[Start of section]
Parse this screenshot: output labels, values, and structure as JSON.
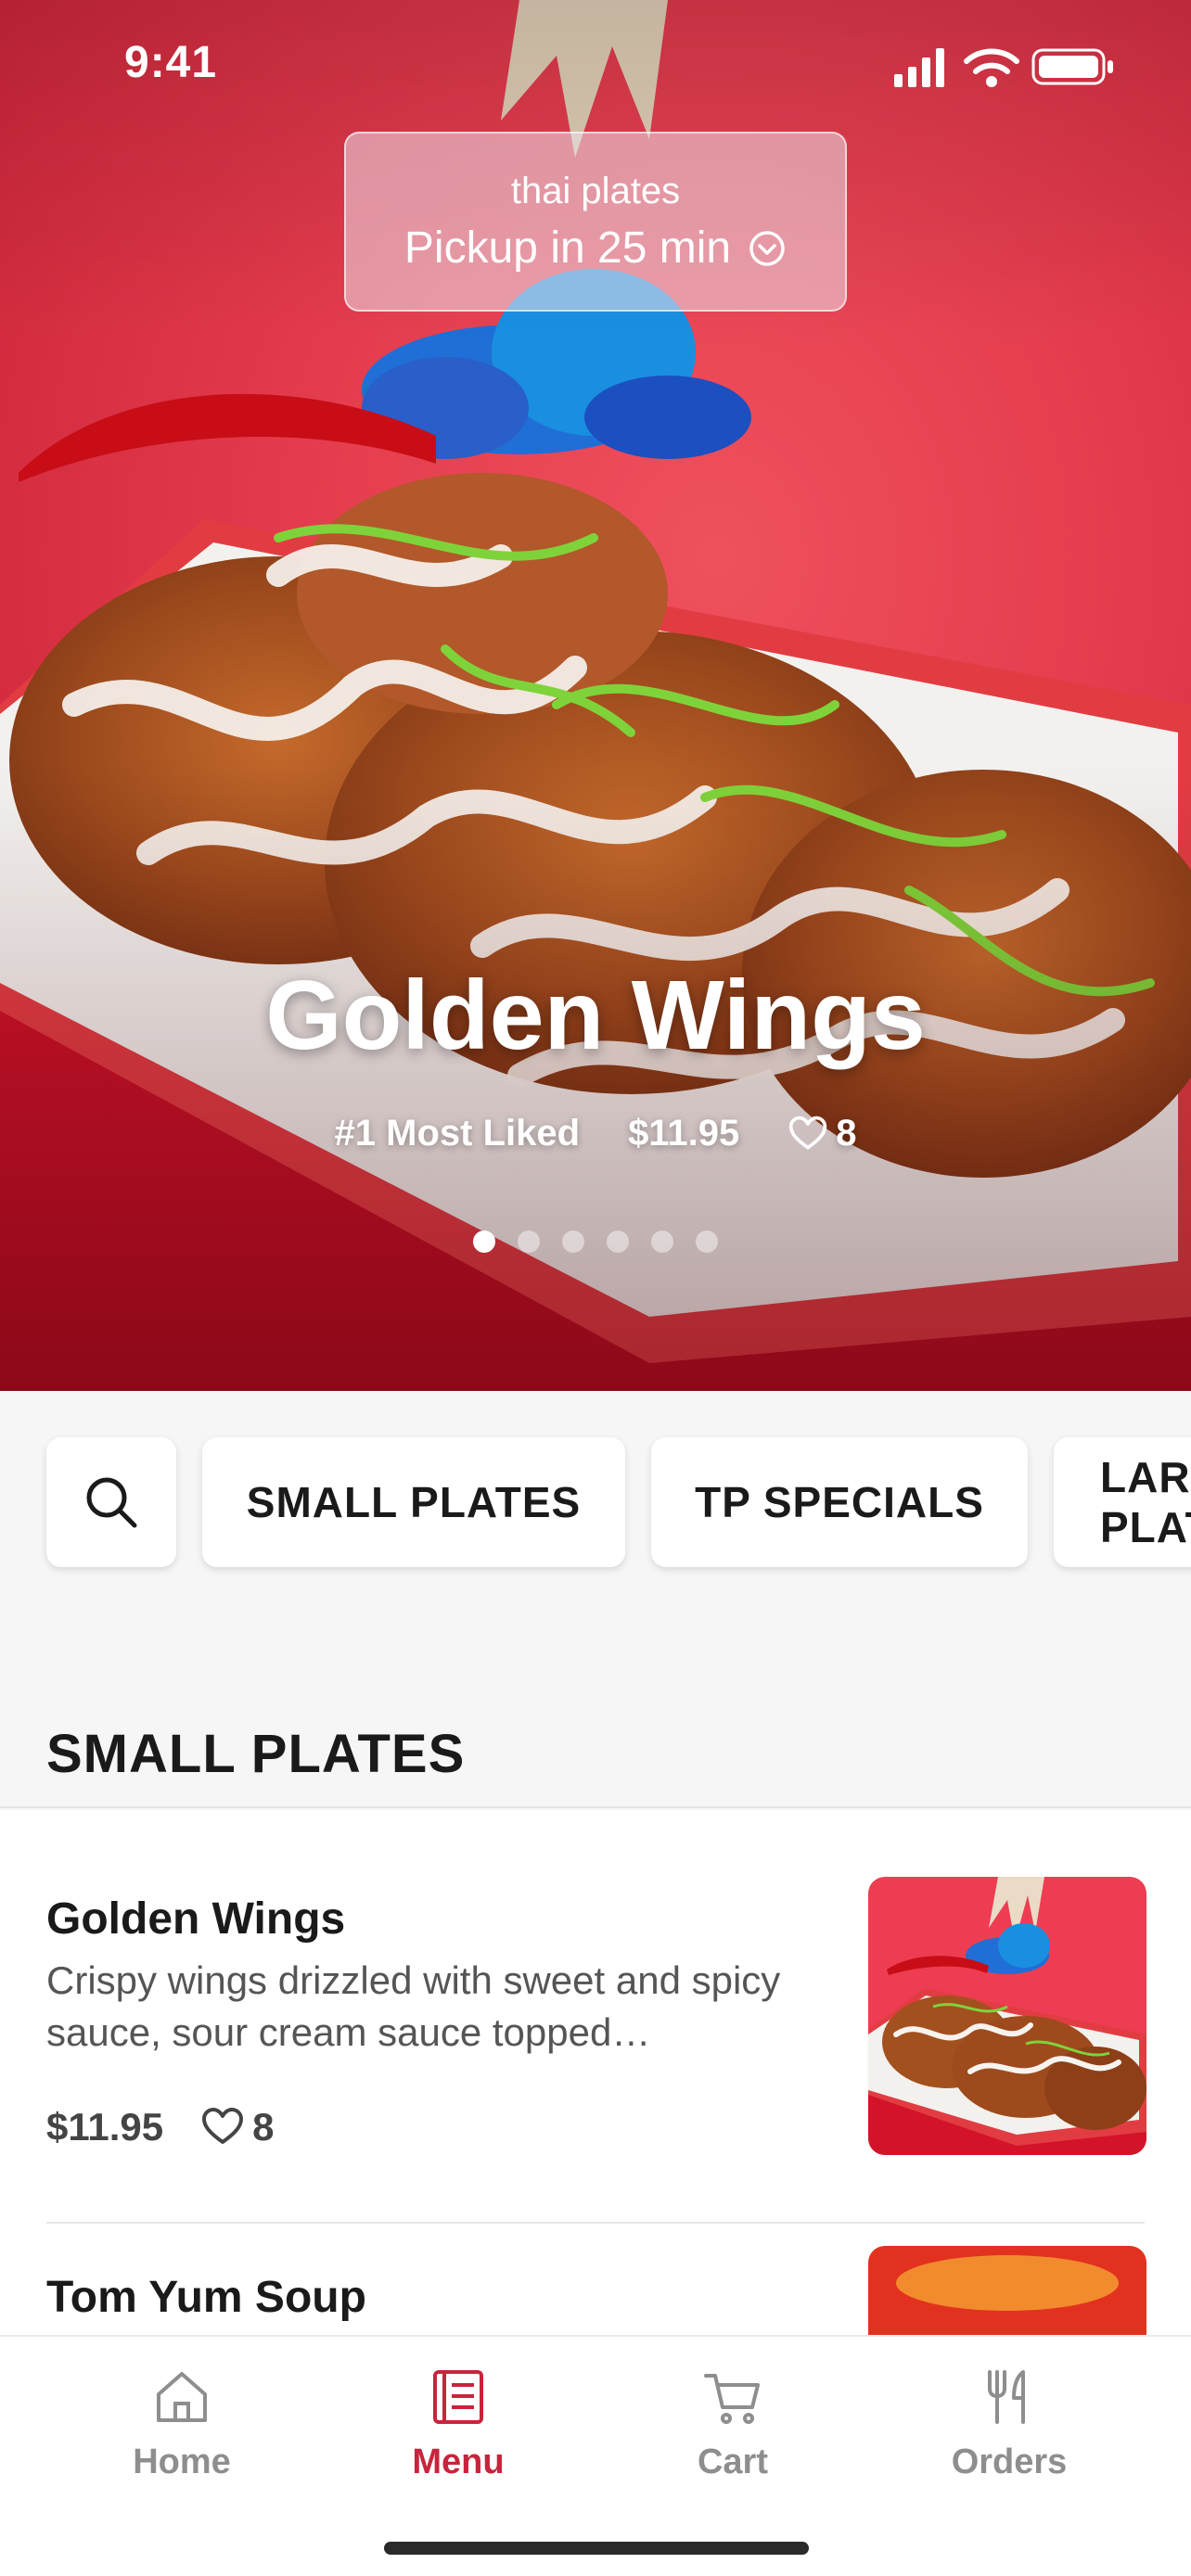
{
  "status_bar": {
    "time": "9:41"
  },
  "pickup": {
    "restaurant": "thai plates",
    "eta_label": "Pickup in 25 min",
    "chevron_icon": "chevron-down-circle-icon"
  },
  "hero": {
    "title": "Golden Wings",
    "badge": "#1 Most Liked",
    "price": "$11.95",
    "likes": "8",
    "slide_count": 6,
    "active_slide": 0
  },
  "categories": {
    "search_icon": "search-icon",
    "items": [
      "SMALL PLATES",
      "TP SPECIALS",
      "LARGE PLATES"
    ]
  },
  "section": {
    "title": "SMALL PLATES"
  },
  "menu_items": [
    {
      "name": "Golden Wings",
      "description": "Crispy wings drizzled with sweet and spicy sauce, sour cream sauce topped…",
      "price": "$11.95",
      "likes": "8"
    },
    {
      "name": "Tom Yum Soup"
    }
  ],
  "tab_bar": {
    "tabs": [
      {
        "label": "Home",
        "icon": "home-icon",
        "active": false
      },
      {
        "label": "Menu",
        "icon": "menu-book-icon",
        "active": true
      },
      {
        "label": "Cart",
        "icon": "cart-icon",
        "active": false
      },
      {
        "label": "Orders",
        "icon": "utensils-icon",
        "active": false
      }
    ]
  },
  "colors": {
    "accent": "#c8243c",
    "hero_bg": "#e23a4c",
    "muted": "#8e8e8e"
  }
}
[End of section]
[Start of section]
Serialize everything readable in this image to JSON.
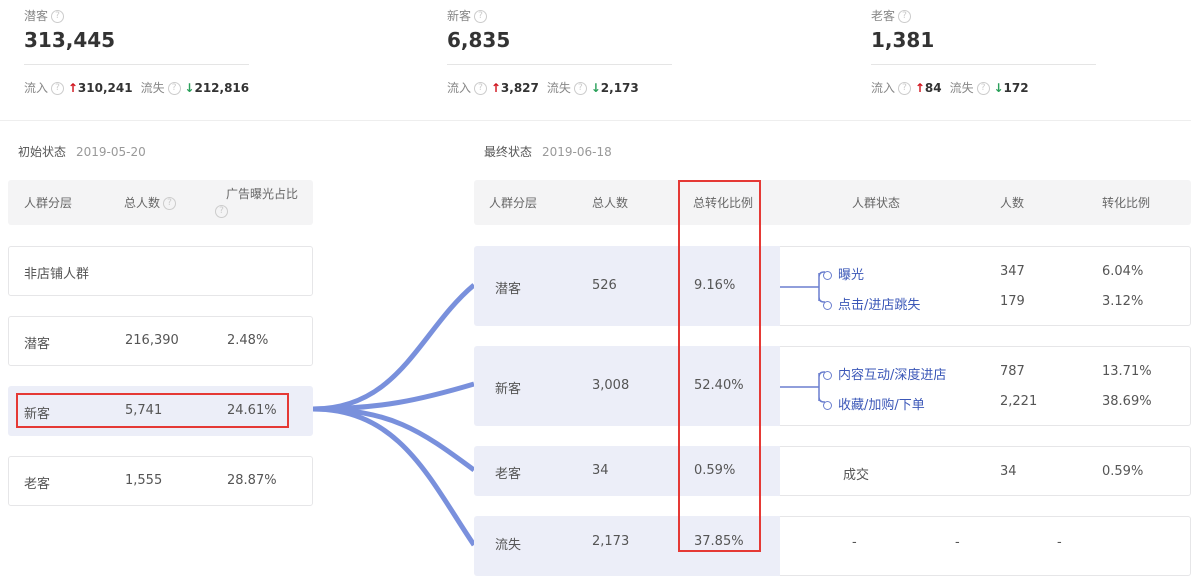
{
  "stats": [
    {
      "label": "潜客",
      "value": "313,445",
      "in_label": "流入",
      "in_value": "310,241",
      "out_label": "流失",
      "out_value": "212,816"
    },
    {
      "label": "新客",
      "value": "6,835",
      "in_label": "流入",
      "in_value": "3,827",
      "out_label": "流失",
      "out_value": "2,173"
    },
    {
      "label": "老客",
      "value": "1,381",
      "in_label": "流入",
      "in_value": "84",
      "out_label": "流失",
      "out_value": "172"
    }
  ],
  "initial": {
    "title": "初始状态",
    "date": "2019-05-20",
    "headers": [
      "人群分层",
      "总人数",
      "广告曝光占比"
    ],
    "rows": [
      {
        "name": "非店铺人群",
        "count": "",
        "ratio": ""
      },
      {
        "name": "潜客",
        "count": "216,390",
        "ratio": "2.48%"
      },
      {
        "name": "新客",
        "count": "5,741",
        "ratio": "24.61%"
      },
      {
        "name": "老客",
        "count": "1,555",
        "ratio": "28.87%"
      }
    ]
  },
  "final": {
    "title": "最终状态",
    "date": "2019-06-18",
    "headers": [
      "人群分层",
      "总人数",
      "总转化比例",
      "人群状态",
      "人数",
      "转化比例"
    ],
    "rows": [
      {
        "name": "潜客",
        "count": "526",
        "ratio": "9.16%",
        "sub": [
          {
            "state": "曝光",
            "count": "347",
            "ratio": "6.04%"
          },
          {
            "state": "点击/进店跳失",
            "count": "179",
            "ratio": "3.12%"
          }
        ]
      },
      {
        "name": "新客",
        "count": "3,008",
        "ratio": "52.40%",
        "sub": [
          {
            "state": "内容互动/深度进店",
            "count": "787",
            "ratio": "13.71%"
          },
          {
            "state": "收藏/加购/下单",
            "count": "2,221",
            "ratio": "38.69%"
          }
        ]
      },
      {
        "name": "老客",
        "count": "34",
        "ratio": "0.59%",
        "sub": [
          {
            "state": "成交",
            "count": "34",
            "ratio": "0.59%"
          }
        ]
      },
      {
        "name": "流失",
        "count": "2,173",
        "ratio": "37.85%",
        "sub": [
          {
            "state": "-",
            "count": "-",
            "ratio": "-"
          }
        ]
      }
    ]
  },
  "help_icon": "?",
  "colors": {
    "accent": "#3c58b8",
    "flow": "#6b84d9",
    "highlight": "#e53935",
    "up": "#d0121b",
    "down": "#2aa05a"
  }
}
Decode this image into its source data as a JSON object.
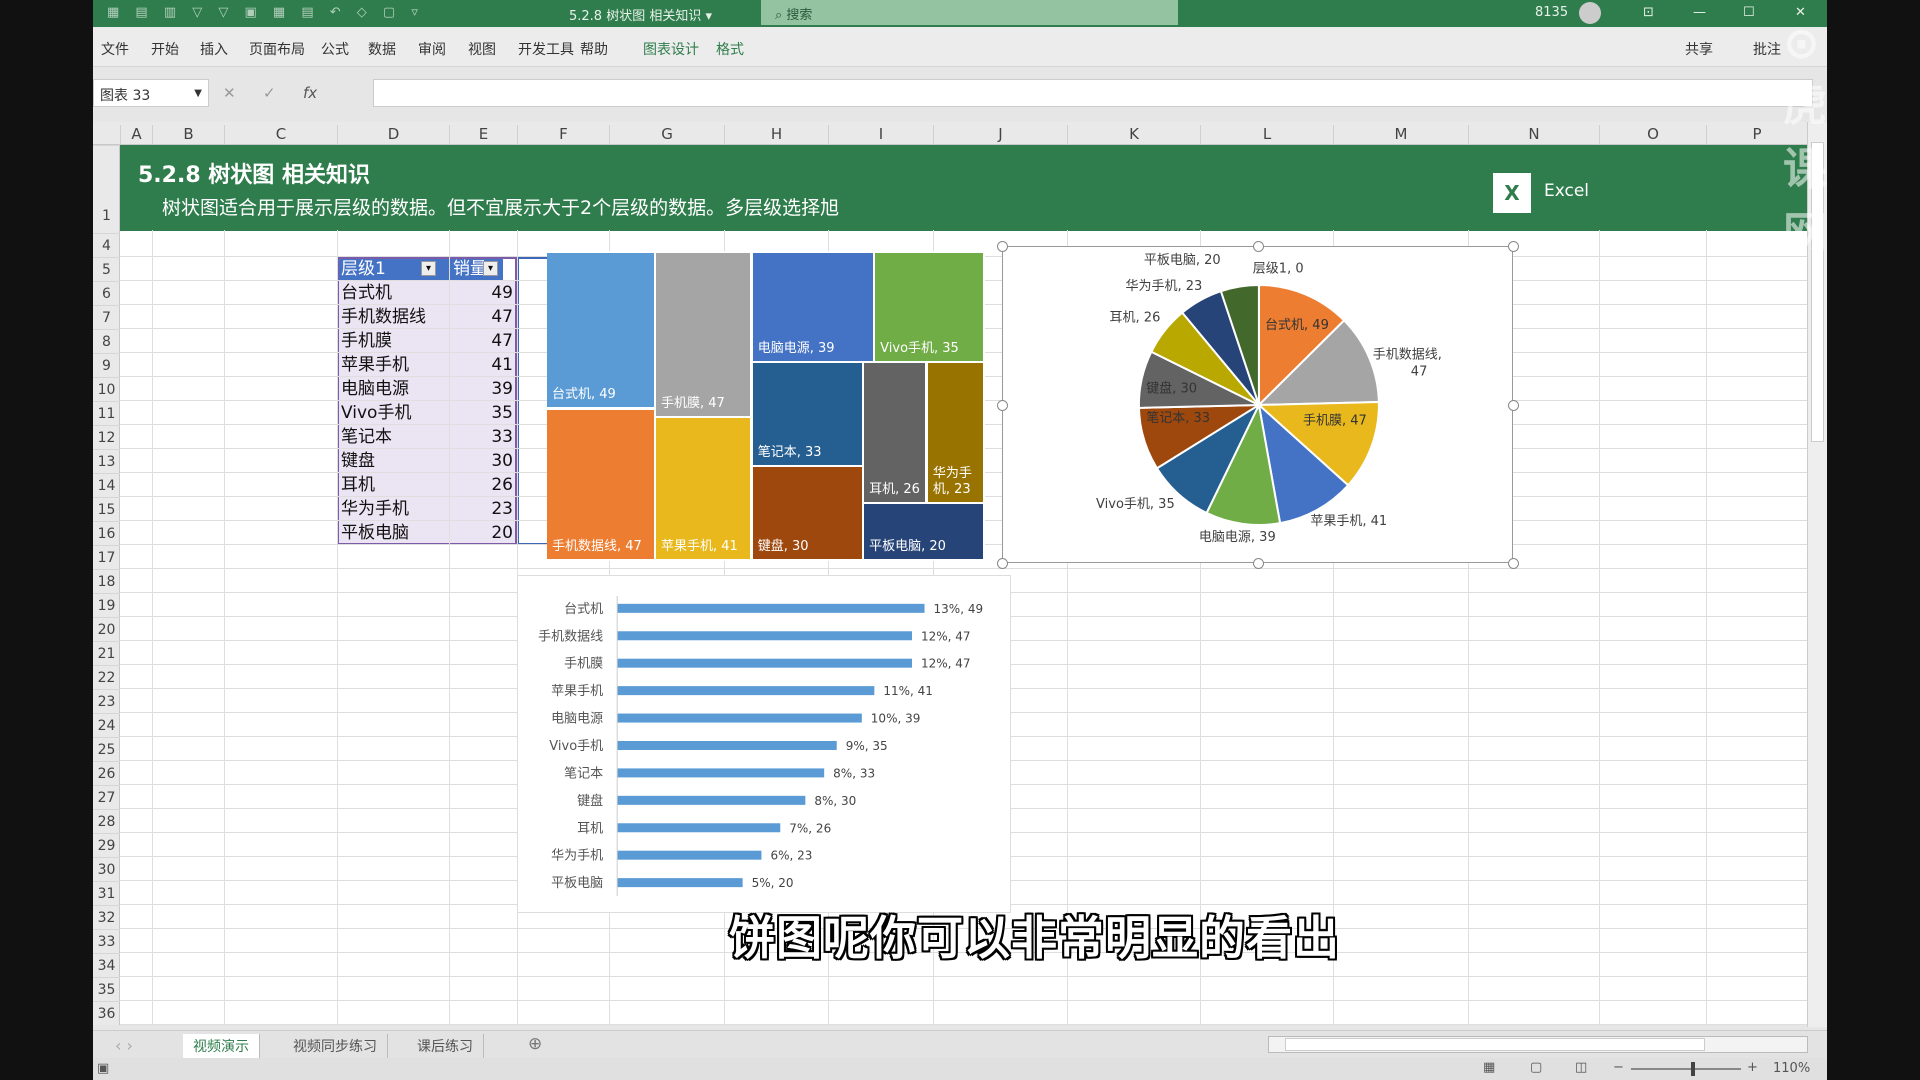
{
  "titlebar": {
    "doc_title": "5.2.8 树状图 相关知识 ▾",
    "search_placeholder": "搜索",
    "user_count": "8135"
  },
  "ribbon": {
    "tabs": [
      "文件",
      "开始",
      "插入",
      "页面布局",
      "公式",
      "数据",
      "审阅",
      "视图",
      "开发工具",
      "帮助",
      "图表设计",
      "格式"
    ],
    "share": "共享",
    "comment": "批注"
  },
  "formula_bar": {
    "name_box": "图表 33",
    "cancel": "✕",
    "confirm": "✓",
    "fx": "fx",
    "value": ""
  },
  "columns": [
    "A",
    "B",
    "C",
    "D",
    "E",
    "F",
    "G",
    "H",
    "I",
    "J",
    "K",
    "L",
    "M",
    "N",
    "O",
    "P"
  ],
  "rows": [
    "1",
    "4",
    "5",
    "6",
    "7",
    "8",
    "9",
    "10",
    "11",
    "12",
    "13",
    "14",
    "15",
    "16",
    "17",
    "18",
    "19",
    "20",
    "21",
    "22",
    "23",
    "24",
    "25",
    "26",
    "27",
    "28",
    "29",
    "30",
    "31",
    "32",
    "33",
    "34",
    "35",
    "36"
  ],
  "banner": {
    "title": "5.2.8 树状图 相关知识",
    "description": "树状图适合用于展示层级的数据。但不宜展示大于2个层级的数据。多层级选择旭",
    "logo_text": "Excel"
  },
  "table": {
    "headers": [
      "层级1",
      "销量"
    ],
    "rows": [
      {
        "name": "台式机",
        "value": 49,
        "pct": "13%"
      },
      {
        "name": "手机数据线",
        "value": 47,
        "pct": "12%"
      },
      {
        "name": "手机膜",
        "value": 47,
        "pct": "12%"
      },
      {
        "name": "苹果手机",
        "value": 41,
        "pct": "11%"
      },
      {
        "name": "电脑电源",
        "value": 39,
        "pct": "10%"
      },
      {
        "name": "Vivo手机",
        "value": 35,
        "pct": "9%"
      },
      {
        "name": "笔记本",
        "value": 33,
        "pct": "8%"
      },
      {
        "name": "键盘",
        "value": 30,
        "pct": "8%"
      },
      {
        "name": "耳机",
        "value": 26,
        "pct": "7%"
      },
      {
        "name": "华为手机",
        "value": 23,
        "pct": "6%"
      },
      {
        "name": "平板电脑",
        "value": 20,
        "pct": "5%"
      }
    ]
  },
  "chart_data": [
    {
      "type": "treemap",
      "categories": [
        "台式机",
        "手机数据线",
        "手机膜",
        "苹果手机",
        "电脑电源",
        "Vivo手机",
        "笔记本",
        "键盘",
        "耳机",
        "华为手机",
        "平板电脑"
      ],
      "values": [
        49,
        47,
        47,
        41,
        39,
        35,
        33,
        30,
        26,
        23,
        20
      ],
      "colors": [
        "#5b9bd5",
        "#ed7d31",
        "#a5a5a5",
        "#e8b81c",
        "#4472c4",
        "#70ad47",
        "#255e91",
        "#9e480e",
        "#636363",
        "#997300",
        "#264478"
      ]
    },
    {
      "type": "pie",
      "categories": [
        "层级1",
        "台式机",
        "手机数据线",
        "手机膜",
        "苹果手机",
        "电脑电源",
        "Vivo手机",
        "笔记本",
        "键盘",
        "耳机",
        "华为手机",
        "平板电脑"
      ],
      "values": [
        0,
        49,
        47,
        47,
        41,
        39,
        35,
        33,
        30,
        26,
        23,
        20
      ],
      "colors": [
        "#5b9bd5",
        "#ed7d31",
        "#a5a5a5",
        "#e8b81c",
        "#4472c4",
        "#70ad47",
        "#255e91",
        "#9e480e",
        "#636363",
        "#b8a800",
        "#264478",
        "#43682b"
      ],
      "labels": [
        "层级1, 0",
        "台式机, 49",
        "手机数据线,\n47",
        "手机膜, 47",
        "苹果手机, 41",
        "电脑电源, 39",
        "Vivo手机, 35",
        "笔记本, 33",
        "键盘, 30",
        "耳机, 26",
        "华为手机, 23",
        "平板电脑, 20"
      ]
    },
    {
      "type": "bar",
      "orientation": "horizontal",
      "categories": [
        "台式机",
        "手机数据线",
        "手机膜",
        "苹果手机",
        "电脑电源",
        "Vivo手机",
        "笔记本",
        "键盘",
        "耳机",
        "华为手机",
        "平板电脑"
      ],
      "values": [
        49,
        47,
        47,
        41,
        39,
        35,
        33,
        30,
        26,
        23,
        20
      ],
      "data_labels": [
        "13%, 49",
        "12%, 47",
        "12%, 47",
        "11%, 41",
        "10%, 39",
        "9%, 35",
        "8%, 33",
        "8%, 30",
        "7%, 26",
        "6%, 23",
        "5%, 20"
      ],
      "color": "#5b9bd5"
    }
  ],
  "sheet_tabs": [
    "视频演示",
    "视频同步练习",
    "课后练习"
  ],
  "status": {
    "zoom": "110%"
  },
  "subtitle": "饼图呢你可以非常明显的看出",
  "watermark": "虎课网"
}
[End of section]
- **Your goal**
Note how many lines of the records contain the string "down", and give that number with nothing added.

- **Written answer**
2